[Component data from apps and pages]
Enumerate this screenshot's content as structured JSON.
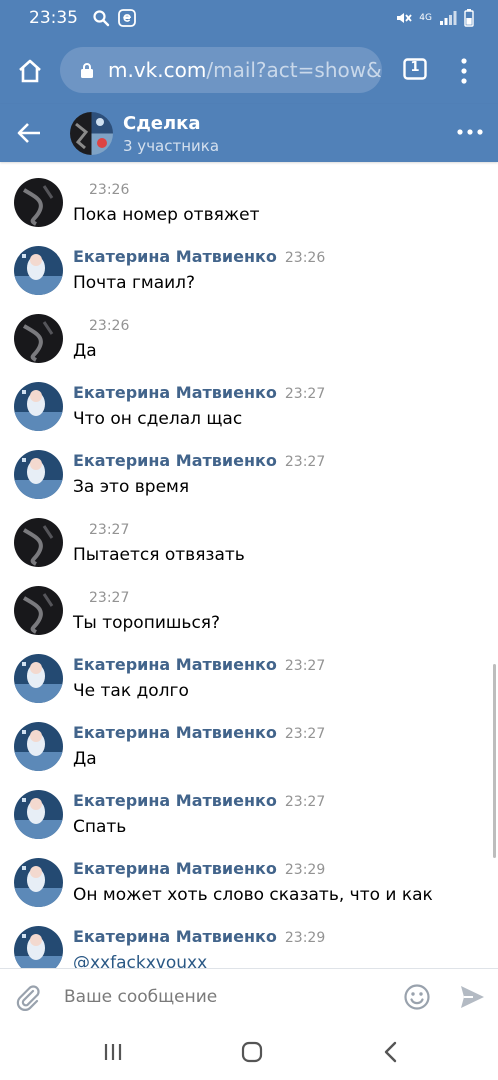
{
  "status_bar": {
    "time": "23:35",
    "network_label": "4G",
    "icons": [
      "search-icon",
      "e-icon",
      "mute-icon",
      "signal-icon",
      "battery-icon"
    ]
  },
  "browser": {
    "url_host": "m.vk.com",
    "url_path": "/mail?act=show&",
    "tab_count": "1",
    "icons": [
      "home-icon",
      "lock-icon",
      "tabs-icon",
      "menu-icon"
    ]
  },
  "chat": {
    "title": "Сделка",
    "subtitle": "3 участника"
  },
  "messages": [
    {
      "name": "",
      "time": "23:26",
      "text": "Пока номер отвяжет",
      "avatar": "dark"
    },
    {
      "name": "Екатерина Матвиенко",
      "time": "23:26",
      "text": "Почта гмаил?",
      "avatar": "blue"
    },
    {
      "name": "",
      "time": "23:26",
      "text": "Да",
      "avatar": "dark"
    },
    {
      "name": "Екатерина Матвиенко",
      "time": "23:27",
      "text": "Что он сделал щас",
      "avatar": "blue"
    },
    {
      "name": "Екатерина Матвиенко",
      "time": "23:27",
      "text": "За это время",
      "avatar": "blue"
    },
    {
      "name": "",
      "time": "23:27",
      "text": "Пытается отвязать",
      "avatar": "dark"
    },
    {
      "name": "",
      "time": "23:27",
      "text": "Ты торопишься?",
      "avatar": "dark"
    },
    {
      "name": "Екатерина Матвиенко",
      "time": "23:27",
      "text": "Че так долго",
      "avatar": "blue"
    },
    {
      "name": "Екатерина Матвиенко",
      "time": "23:27",
      "text": "Да",
      "avatar": "blue"
    },
    {
      "name": "Екатерина Матвиенко",
      "time": "23:27",
      "text": "Спать",
      "avatar": "blue"
    },
    {
      "name": "Екатерина Матвиенко",
      "time": "23:29",
      "text": "Он может хоть слово сказать, что и как",
      "avatar": "blue"
    },
    {
      "name": "Екатерина Матвиенко",
      "time": "23:29",
      "text": "@xxfackxvouxx",
      "avatar": "blue",
      "is_link": true
    }
  ],
  "composer": {
    "placeholder": "Ваше сообщение",
    "value": ""
  },
  "colors": {
    "header_bg": "#5181b8",
    "name_color": "#42648b",
    "link_color": "#2a5885",
    "time_color": "#939393"
  }
}
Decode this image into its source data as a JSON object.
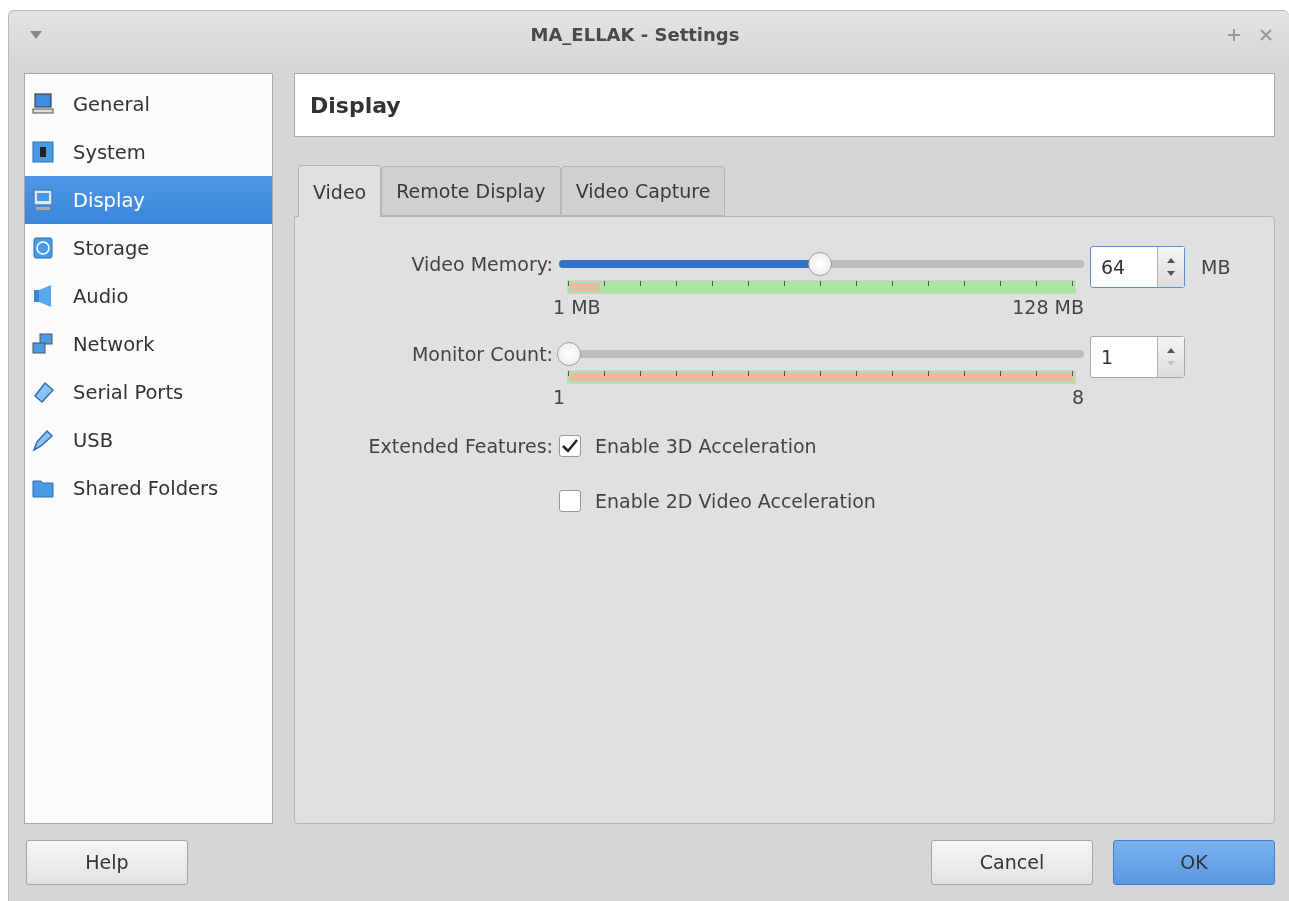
{
  "window": {
    "title": "MA_ELLAK - Settings"
  },
  "sidebar": {
    "items": [
      {
        "label": "General",
        "selected": false
      },
      {
        "label": "System",
        "selected": false
      },
      {
        "label": "Display",
        "selected": true
      },
      {
        "label": "Storage",
        "selected": false
      },
      {
        "label": "Audio",
        "selected": false
      },
      {
        "label": "Network",
        "selected": false
      },
      {
        "label": "Serial Ports",
        "selected": false
      },
      {
        "label": "USB",
        "selected": false
      },
      {
        "label": "Shared Folders",
        "selected": false
      }
    ]
  },
  "page_title": "Display",
  "tabs": [
    {
      "label": "Video",
      "selected": true
    },
    {
      "label": "Remote Display",
      "selected": false
    },
    {
      "label": "Video Capture",
      "selected": false
    }
  ],
  "sliders": [
    {
      "label": "Video Memory:",
      "level": 0.5,
      "min_label": "1 MB",
      "max_label": "128 MB",
      "scale": {
        "level": 0.06
      },
      "value": "64",
      "focused": true,
      "down_disabled": false,
      "unit": "MB"
    },
    {
      "label": "Monitor Count:",
      "level": 0,
      "min_label": "1",
      "max_label": "8",
      "scale": {
        "level": 1
      },
      "value": "1",
      "focused": false,
      "down_disabled": true
    }
  ],
  "extended_features": {
    "label": "Extended Features:",
    "options": [
      {
        "label": "Enable 3D Acceleration",
        "checked": true
      },
      {
        "label": "Enable 2D Video Acceleration",
        "checked": false
      }
    ]
  },
  "buttons": [
    {
      "label": "Help",
      "default": false
    },
    {
      "label": "Cancel",
      "default": false
    },
    {
      "label": "OK",
      "default": true
    }
  ]
}
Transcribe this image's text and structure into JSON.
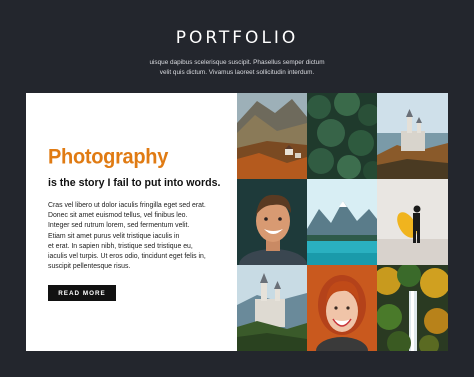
{
  "section": {
    "title": "PORTFOLIO",
    "subtitle_line1": "uisque dapibus scelerisque suscipit. Phasellus semper dictum",
    "subtitle_line2": "velit quis dictum. Vivamus laoreet sollicitudin interdum."
  },
  "card": {
    "heading": "Photography",
    "tagline": "is the story I fail to put into words.",
    "body_lines": [
      "Cras vel libero ut dolor iaculis fringilla eget sed erat.",
      "Donec sit amet euismod tellus, vel finibus leo.",
      "Integer sed rutrum lorem, sed fermentum velit.",
      "Etiam sit amet purus velit tristique iaculis in",
      "et erat. In sapien nibh, tristique sed tristique eu,",
      "iaculis vel turpis. Ut eros odio, tincidunt eget felis in,",
      "suscipit pellentesque risus."
    ],
    "button_label": "READ MORE"
  },
  "gallery": [
    {
      "name": "photo-mountain-village",
      "subject": "mountain village"
    },
    {
      "name": "photo-pine-forest-aerial",
      "subject": "pine forest aerial"
    },
    {
      "name": "photo-castle-hilltop",
      "subject": "castle on hilltop"
    },
    {
      "name": "photo-smiling-man",
      "subject": "smiling man portrait"
    },
    {
      "name": "photo-mountain-lake",
      "subject": "turquoise mountain lake"
    },
    {
      "name": "photo-surfer-beach",
      "subject": "surfer on beach"
    },
    {
      "name": "photo-castle-forest",
      "subject": "castle in forest"
    },
    {
      "name": "photo-smiling-woman",
      "subject": "smiling red-haired woman"
    },
    {
      "name": "photo-autumn-waterfall",
      "subject": "autumn forest waterfall"
    }
  ]
}
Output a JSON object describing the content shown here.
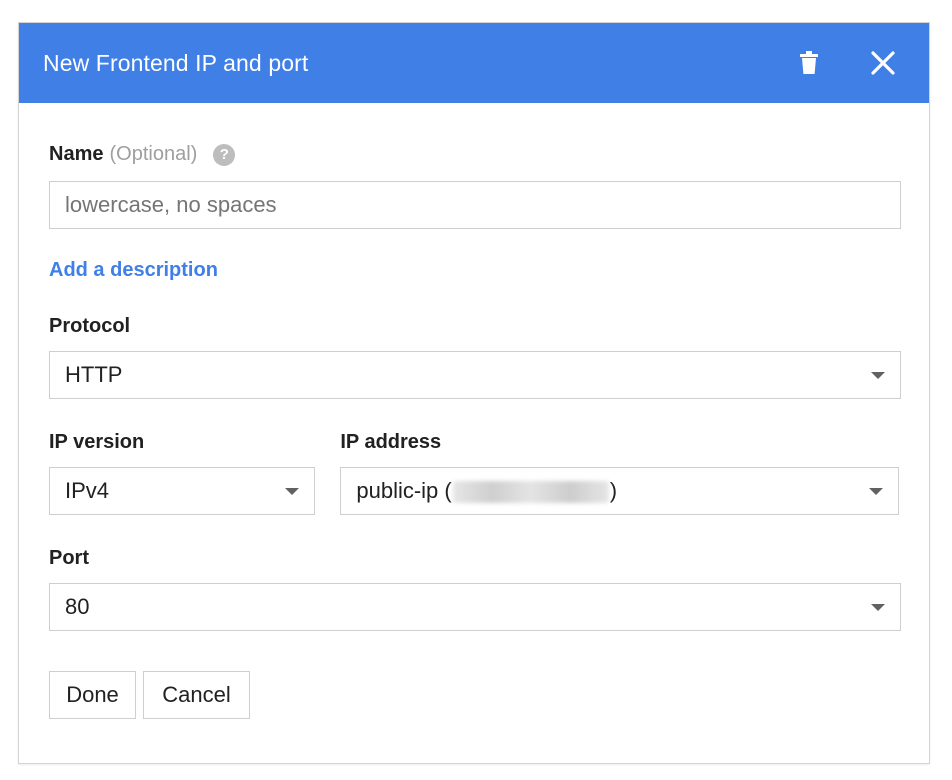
{
  "header": {
    "title": "New Frontend IP and port",
    "delete_icon": "trash-icon",
    "close_icon": "close-icon",
    "color": "#3f7fe6"
  },
  "name_field": {
    "label": "Name",
    "optional": "(Optional)",
    "help_icon": "help-icon",
    "help_glyph": "?",
    "value": "",
    "placeholder": "lowercase, no spaces"
  },
  "description_link": "Add a description",
  "protocol": {
    "label": "Protocol",
    "value": "HTTP"
  },
  "ip_version": {
    "label": "IP version",
    "value": "IPv4"
  },
  "ip_address": {
    "label": "IP address",
    "value_prefix": "public-ip (",
    "value_suffix": ")"
  },
  "port": {
    "label": "Port",
    "value": "80"
  },
  "actions": {
    "done": "Done",
    "cancel": "Cancel"
  }
}
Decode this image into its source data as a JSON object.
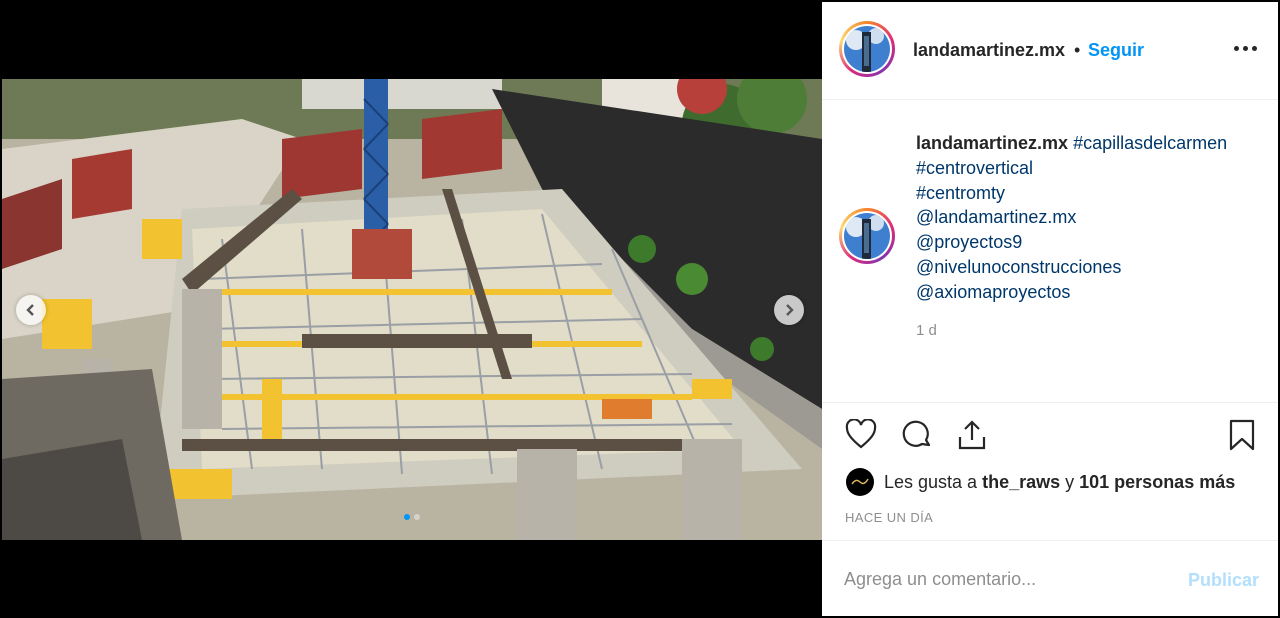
{
  "post": {
    "username": "landamartinez.mx",
    "separator": "•",
    "follow_label": "Seguir",
    "caption": {
      "username": "landamartinez.mx",
      "tags": [
        "#capillasdelcarmen",
        "#centrovertical",
        "#centromty",
        "@landamartinez.mx",
        "@proyectos9",
        "@niveluno­construcciones",
        "@axiomaproyectos"
      ]
    },
    "caption_time": "1 d",
    "likes": {
      "prefix": "Les gusta a ",
      "user": "the_raws",
      "middle": " y ",
      "count_text": "101 personas más"
    },
    "posted_ago": "HACE UN DÍA",
    "comment_placeholder": "Agrega un comentario...",
    "publish_label": "Publicar"
  },
  "media": {
    "alt": "construction site aerial photo",
    "carousel_index": 1,
    "carousel_total": 2
  },
  "icons": {
    "like": "heart-icon",
    "comment": "comment-icon",
    "share": "share-icon",
    "save": "bookmark-icon",
    "more": "more-options-icon",
    "prev": "chevron-left-icon",
    "next": "chevron-right-icon"
  },
  "colors": {
    "accent": "#0095f6",
    "link": "#00376b",
    "muted": "#8e8e8e",
    "publish_disabled": "#b2dffc"
  }
}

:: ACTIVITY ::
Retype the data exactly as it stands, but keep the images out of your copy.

:: EXERCISE RESULT ::
Enumerate this screenshot's content as structured JSON.
{
  "status_bar": {
    "time": "23:35",
    "network_label": "4G",
    "icons": [
      "search-icon",
      "e-icon",
      "mute-icon",
      "signal-icon",
      "battery-icon"
    ]
  },
  "browser": {
    "url_host": "m.vk.com",
    "url_path": "/mail?act=show&",
    "tab_count": "1",
    "icons": [
      "home-icon",
      "lock-icon",
      "tabs-icon",
      "menu-icon"
    ]
  },
  "chat": {
    "title": "Сделка",
    "subtitle": "3 участника"
  },
  "messages": [
    {
      "name": "",
      "time": "23:26",
      "text": "Пока номер отвяжет",
      "avatar": "dark"
    },
    {
      "name": "Екатерина Матвиенко",
      "time": "23:26",
      "text": "Почта гмаил?",
      "avatar": "blue"
    },
    {
      "name": "",
      "time": "23:26",
      "text": "Да",
      "avatar": "dark"
    },
    {
      "name": "Екатерина Матвиенко",
      "time": "23:27",
      "text": "Что он сделал щас",
      "avatar": "blue"
    },
    {
      "name": "Екатерина Матвиенко",
      "time": "23:27",
      "text": "За это время",
      "avatar": "blue"
    },
    {
      "name": "",
      "time": "23:27",
      "text": "Пытается отвязать",
      "avatar": "dark"
    },
    {
      "name": "",
      "time": "23:27",
      "text": "Ты торопишься?",
      "avatar": "dark"
    },
    {
      "name": "Екатерина Матвиенко",
      "time": "23:27",
      "text": "Че так долго",
      "avatar": "blue"
    },
    {
      "name": "Екатерина Матвиенко",
      "time": "23:27",
      "text": "Да",
      "avatar": "blue"
    },
    {
      "name": "Екатерина Матвиенко",
      "time": "23:27",
      "text": "Спать",
      "avatar": "blue"
    },
    {
      "name": "Екатерина Матвиенко",
      "time": "23:29",
      "text": "Он может хоть слово сказать, что и как",
      "avatar": "blue"
    },
    {
      "name": "Екатерина Матвиенко",
      "time": "23:29",
      "text": "@xxfackxvouxx",
      "avatar": "blue",
      "is_link": true
    }
  ],
  "composer": {
    "placeholder": "Ваше сообщение",
    "value": ""
  },
  "colors": {
    "header_bg": "#5181b8",
    "name_color": "#42648b",
    "link_color": "#2a5885",
    "time_color": "#939393"
  }
}
Decode this image into its source data as a JSON object.
{
  "window": {
    "title": "MA_ELLAK - Settings"
  },
  "sidebar": {
    "items": [
      {
        "label": "General",
        "selected": false
      },
      {
        "label": "System",
        "selected": false
      },
      {
        "label": "Display",
        "selected": true
      },
      {
        "label": "Storage",
        "selected": false
      },
      {
        "label": "Audio",
        "selected": false
      },
      {
        "label": "Network",
        "selected": false
      },
      {
        "label": "Serial Ports",
        "selected": false
      },
      {
        "label": "USB",
        "selected": false
      },
      {
        "label": "Shared Folders",
        "selected": false
      }
    ]
  },
  "page_title": "Display",
  "tabs": [
    {
      "label": "Video",
      "selected": true
    },
    {
      "label": "Remote Display",
      "selected": false
    },
    {
      "label": "Video Capture",
      "selected": false
    }
  ],
  "sliders": [
    {
      "label": "Video Memory:",
      "level": 0.5,
      "min_label": "1 MB",
      "max_label": "128 MB",
      "scale": {
        "level": 0.06
      },
      "value": "64",
      "focused": true,
      "down_disabled": false,
      "unit": "MB"
    },
    {
      "label": "Monitor Count:",
      "level": 0,
      "min_label": "1",
      "max_label": "8",
      "scale": {
        "level": 1
      },
      "value": "1",
      "focused": false,
      "down_disabled": true
    }
  ],
  "extended_features": {
    "label": "Extended Features:",
    "options": [
      {
        "label": "Enable 3D Acceleration",
        "checked": true
      },
      {
        "label": "Enable 2D Video Acceleration",
        "checked": false
      }
    ]
  },
  "buttons": [
    {
      "label": "Help",
      "default": false
    },
    {
      "label": "Cancel",
      "default": false
    },
    {
      "label": "OK",
      "default": true
    }
  ]
}
Transcribe this image's text and structure into JSON.
{
  "section": {
    "title": "PORTFOLIO",
    "subtitle_line1": "uisque dapibus scelerisque suscipit. Phasellus semper dictum",
    "subtitle_line2": "velit quis dictum. Vivamus laoreet sollicitudin interdum."
  },
  "card": {
    "heading": "Photography",
    "tagline": "is the story I fail to put into words.",
    "body_lines": [
      "Cras vel libero ut dolor iaculis fringilla eget sed erat.",
      "Donec sit amet euismod tellus, vel finibus leo.",
      "Integer sed rutrum lorem, sed fermentum velit.",
      "Etiam sit amet purus velit tristique iaculis in",
      "et erat. In sapien nibh, tristique sed tristique eu,",
      "iaculis vel turpis. Ut eros odio, tincidunt eget felis in,",
      "suscipit pellentesque risus."
    ],
    "button_label": "READ MORE"
  },
  "gallery": [
    {
      "name": "photo-mountain-village",
      "subject": "mountain village"
    },
    {
      "name": "photo-pine-forest-aerial",
      "subject": "pine forest aerial"
    },
    {
      "name": "photo-castle-hilltop",
      "subject": "castle on hilltop"
    },
    {
      "name": "photo-smiling-man",
      "subject": "smiling man portrait"
    },
    {
      "name": "photo-mountain-lake",
      "subject": "turquoise mountain lake"
    },
    {
      "name": "photo-surfer-beach",
      "subject": "surfer on beach"
    },
    {
      "name": "photo-castle-forest",
      "subject": "castle in forest"
    },
    {
      "name": "photo-smiling-woman",
      "subject": "smiling red-haired woman"
    },
    {
      "name": "photo-autumn-waterfall",
      "subject": "autumn forest waterfall"
    }
  ]
}
Output a JSON object describing the content shown here.
{
  "header": {
    "title": "New Frontend IP and port",
    "delete_icon": "trash-icon",
    "close_icon": "close-icon",
    "color": "#3f7fe6"
  },
  "name_field": {
    "label": "Name",
    "optional": "(Optional)",
    "help_icon": "help-icon",
    "help_glyph": "?",
    "value": "",
    "placeholder": "lowercase, no spaces"
  },
  "description_link": "Add a description",
  "protocol": {
    "label": "Protocol",
    "value": "HTTP"
  },
  "ip_version": {
    "label": "IP version",
    "value": "IPv4"
  },
  "ip_address": {
    "label": "IP address",
    "value_prefix": "public-ip (",
    "value_suffix": ")"
  },
  "port": {
    "label": "Port",
    "value": "80"
  },
  "actions": {
    "done": "Done",
    "cancel": "Cancel"
  }
}
Decode this image into its source data as a JSON object.
{
  "post": {
    "username": "landamartinez.mx",
    "separator": "•",
    "follow_label": "Seguir",
    "caption": {
      "username": "landamartinez.mx",
      "tags": [
        "#capillasdelcarmen",
        "#centrovertical",
        "#centromty",
        "@landamartinez.mx",
        "@proyectos9",
        "@niveluno­construcciones",
        "@axiomaproyectos"
      ]
    },
    "caption_time": "1 d",
    "likes": {
      "prefix": "Les gusta a ",
      "user": "the_raws",
      "middle": " y ",
      "count_text": "101 personas más"
    },
    "posted_ago": "HACE UN DÍA",
    "comment_placeholder": "Agrega un comentario...",
    "publish_label": "Publicar"
  },
  "media": {
    "alt": "construction site aerial photo",
    "carousel_index": 1,
    "carousel_total": 2
  },
  "icons": {
    "like": "heart-icon",
    "comment": "comment-icon",
    "share": "share-icon",
    "save": "bookmark-icon",
    "more": "more-options-icon",
    "prev": "chevron-left-icon",
    "next": "chevron-right-icon"
  },
  "colors": {
    "accent": "#0095f6",
    "link": "#00376b",
    "muted": "#8e8e8e",
    "publish_disabled": "#b2dffc"
  }
}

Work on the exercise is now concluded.